:: TASK ::
Return all of the records below verbatim.
========================================================================
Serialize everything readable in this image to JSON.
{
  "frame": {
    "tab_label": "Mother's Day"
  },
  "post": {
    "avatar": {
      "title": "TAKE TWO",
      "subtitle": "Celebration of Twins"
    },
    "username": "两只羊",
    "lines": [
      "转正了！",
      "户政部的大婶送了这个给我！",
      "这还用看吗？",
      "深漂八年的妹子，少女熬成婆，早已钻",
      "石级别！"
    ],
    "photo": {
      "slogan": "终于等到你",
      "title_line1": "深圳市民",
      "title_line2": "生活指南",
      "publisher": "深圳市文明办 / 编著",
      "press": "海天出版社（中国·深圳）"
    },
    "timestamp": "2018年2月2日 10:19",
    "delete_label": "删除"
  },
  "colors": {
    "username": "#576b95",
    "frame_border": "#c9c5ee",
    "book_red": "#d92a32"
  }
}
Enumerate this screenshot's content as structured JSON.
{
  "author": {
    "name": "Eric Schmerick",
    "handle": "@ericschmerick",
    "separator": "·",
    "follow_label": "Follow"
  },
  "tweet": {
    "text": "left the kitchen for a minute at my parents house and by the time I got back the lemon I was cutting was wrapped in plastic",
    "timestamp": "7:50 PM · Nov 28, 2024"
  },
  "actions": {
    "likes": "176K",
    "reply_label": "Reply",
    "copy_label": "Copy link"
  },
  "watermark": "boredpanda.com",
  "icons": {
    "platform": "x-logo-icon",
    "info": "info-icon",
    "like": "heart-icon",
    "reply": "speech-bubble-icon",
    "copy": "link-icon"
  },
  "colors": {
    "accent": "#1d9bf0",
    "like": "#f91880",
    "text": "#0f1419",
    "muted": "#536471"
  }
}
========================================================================
:: WRITTEN SOLUTION ::
Serialize everything readable in this image to JSON.
{
  "frame": {
    "tab_label": "Mother's Day"
  },
  "post": {
    "avatar": {
      "title": "TAKE TWO",
      "subtitle": "Celebration of Twins"
    },
    "username": "两只羊",
    "lines": [
      "转正了！",
      "户政部的大婶送了这个给我！",
      "这还用看吗？",
      "深漂八年的妹子，少女熬成婆，早已钻",
      "石级别！"
    ],
    "photo": {
      "slogan": "终于等到你",
      "title_line1": "深圳市民",
      "title_line2": "生活指南",
      "publisher": "深圳市文明办 / 编著",
      "press": "海天出版社（中国·深圳）"
    },
    "timestamp": "2018年2月2日 10:19",
    "delete_label": "删除"
  },
  "colors": {
    "username": "#576b95",
    "frame_border": "#c9c5ee",
    "book_red": "#d92a32"
  }
}
Enumerate this screenshot's content as structured JSON.
{
  "author": {
    "name": "Eric Schmerick",
    "handle": "@ericschmerick",
    "separator": "·",
    "follow_label": "Follow"
  },
  "tweet": {
    "text": "left the kitchen for a minute at my parents house and by the time I got back the lemon I was cutting was wrapped in plastic",
    "timestamp": "7:50 PM · Nov 28, 2024"
  },
  "actions": {
    "likes": "176K",
    "reply_label": "Reply",
    "copy_label": "Copy link"
  },
  "watermark": "boredpanda.com",
  "icons": {
    "platform": "x-logo-icon",
    "info": "info-icon",
    "like": "heart-icon",
    "reply": "speech-bubble-icon",
    "copy": "link-icon"
  },
  "colors": {
    "accent": "#1d9bf0",
    "like": "#f91880",
    "text": "#0f1419",
    "muted": "#536471"
  }
}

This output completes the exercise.